"Your ferns could do with some water."
"Yes. I forgot about them."
And so I make up for my bad parenting by drowning the poor things until their pots overflow. I mutter an embarrassed apology as I mop away the evidence. From my vantage point on the mud streaked floor, I peer out as the moon darkens my window with its arthritic passage. His head lolls to one side and I hear the faint hint of a moan, carried easily across the now silent city.
"Seems odd to bother with ferns with him looking so shit."
"Like it is pointless to continually tune an instrument? We must keep up a semblance of normality."
He is right, of course. The creature has been dying for generations. But now the hang of his head, the shuddering of his mammoth body and the groaning cries he utters make entire cities pause as he passes, hoping desperately that he will not fall, not until the next city, at any rate.
The man nibbles on dried fruit and scrolls up the page.
"I hope it happens soon, at any rate. This constant fear is shattering us all. Besides, I get so tired of the baying of dogs."
I nod and watch the street below, where a teenager crouches in the dust to tie her shoe lace, pressing her hands against the concrete for a steadying moment before rising again and walking on, head bowed in fear of the creature above.
Current Mood: disappointed
March 12th, 2006
I will finish the moon stories someday soon but now, now that I am safely back in Victoria, I will tell you of my trip 'home'.
I stayed in my old share house, snuggled against my old friends, being licked by my old dog and eating apricots off of my old tree. I went and visited my old place of employment, noted the smell of old books, marvelled at the angelic figures of the customers and was welcomed happily in Spanish by my ex-boss. I looked for Toby along the banks of the river and did not see him but then I didn't expect to. I was recognised by 5 people just walking through Rundle Mall, my hair stroked, my cheeks kissed, my body embraced. 'You've lost weight! I didn't think that was possible!' 'My God! Your hair is so long now, darling! I always forget what an amazing colour it is.' 'You look exhausted!' Little observations that let me know that I am loved and remembered.
And then I saw Him. Well, He saw me first actually. I felt his eyes on my and turned with the knowledge that I was about to be struck down. His foster mother was in a heated debate with another white, middle-aged, wealthy woman and Tolly hung off of her hand, twirling about her leg, gazing at me from the safety of that strange, compassionate alien. I managed to smile at him and wave like everyone does when they see a toddler regarding then but this boy, my boy, hugged the woman's leg so tightly, so fearfully, that she lifted him up onto her hip and cooed at him.

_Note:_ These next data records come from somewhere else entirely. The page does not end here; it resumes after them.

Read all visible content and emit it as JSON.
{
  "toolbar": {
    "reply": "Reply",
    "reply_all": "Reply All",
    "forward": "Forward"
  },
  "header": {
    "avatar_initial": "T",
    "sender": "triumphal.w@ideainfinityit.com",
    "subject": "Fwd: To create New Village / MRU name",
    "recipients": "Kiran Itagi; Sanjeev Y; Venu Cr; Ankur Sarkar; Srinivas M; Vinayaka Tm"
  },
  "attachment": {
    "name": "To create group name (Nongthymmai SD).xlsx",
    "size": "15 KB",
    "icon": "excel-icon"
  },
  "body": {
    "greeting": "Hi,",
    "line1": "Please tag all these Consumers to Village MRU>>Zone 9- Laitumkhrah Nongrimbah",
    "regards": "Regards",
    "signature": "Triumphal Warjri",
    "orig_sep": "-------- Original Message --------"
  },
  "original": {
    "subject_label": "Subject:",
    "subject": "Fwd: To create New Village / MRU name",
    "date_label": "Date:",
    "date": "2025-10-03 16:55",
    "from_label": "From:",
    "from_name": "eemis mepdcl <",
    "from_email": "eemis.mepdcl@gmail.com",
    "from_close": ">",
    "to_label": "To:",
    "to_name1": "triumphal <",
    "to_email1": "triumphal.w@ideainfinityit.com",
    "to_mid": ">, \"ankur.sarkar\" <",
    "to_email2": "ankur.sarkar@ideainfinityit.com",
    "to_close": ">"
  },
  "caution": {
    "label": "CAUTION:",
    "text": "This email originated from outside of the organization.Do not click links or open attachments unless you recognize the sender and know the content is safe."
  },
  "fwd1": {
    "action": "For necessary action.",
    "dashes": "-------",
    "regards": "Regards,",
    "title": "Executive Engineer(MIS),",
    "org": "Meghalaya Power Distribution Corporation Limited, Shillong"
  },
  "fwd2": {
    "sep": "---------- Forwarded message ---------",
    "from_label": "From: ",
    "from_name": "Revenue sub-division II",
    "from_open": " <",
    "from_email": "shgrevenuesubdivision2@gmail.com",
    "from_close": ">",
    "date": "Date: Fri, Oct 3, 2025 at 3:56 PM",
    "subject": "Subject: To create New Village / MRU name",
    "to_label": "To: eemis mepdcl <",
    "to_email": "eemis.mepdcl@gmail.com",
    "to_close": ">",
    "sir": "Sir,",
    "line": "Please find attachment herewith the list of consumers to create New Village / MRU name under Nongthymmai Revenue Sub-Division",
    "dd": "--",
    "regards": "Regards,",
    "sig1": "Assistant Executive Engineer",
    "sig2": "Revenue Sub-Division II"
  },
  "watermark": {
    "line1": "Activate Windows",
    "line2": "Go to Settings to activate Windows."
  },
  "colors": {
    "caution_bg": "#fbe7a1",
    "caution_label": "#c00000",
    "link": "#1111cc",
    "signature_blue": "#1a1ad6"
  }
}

Tolly continued to stare at me, over the woman's shoulder until the conversation was finished. Only then did she notice his fixation, turn, look confused, jiggle the child on her hip, bit her lip, turn away and vanish into the crowd. I was left, standing beside the brass pigs, head ringing from the blow that I had predicted moments before I saw the boy.
Current Mood: crushed